James Rebanks' family have lived and worked in and around the Lake District for generations; the life of a shepherd dominated and ordered by the seasons, year on year, same tasks, same time, same attention to detail and same amount of toil and effort. Writing of his grandfather, James Rebanks suggests his were the silent majority, the great forgotten...
'....people who lived, worked, loved and died without leaving much written trace that they were ever there....essentially nobodies as far as anyone else is concerned.'

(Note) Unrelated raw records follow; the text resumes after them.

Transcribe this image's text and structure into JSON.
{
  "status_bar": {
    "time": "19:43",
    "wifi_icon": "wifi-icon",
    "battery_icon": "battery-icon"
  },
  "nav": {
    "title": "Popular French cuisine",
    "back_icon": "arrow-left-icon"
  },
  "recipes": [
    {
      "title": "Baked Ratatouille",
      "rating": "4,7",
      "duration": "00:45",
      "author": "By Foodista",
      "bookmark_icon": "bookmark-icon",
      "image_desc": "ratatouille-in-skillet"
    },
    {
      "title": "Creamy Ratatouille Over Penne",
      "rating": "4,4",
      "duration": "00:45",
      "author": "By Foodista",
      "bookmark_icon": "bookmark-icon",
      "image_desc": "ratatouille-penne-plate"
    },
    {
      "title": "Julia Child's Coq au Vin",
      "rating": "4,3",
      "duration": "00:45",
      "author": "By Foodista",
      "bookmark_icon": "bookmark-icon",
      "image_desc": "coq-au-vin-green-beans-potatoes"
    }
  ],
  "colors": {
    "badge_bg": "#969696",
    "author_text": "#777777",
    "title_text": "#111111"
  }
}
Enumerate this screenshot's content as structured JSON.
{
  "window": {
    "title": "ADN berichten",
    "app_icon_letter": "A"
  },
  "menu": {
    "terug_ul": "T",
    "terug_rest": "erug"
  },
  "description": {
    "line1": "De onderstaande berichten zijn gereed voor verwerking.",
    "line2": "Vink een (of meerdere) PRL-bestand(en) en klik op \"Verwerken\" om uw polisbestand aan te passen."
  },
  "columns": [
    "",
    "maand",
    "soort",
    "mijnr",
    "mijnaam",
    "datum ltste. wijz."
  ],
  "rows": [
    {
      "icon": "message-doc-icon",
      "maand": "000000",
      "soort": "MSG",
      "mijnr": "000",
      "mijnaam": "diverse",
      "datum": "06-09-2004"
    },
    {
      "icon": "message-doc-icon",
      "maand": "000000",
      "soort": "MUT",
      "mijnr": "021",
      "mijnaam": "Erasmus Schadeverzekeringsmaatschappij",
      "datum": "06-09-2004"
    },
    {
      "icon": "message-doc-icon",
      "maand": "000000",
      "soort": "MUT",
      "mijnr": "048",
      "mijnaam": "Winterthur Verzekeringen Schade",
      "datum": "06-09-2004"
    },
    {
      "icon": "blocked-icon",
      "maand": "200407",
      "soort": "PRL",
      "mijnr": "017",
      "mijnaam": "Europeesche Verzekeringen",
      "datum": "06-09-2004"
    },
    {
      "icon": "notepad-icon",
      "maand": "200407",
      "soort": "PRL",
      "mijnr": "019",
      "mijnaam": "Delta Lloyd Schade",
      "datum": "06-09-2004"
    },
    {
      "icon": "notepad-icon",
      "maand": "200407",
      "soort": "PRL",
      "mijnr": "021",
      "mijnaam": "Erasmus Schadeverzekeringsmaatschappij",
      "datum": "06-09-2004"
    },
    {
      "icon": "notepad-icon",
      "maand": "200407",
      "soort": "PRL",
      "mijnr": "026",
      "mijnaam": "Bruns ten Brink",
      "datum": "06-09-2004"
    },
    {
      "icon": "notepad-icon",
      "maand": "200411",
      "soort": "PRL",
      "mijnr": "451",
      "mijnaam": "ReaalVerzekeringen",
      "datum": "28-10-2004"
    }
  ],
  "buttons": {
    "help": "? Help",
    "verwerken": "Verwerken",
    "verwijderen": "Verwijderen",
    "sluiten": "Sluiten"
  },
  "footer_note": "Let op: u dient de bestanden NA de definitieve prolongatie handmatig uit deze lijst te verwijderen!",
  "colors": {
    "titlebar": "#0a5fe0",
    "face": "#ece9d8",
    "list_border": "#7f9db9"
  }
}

But, as he proceeds to elaborate, it was through the efforts of 'nobodies' that the landscape was created and was survived through, and this a thought that stayed with me as I read on. I say it time and again often I wander around the farmland here and wonder about all those people who have gone before; walk up the green lane and see the wall on either side that someone must have built; see the hedges once laid (now massacred) and wonder at all the manpower and effort involved to keep it that way, the narrative rapidly disappearing. Books like The Shepherd's Life matter, they help that narrative to thrive. The Cumbrian landscape of Matterdale home to a web of relationships adhering to time honoured values, the  code of honour where a man's handshake is his bond and family and kinship is centred on the farmhouse.Shepherds LifeHaunting photos by autochrome pioneer mervyn ogorman 102 years old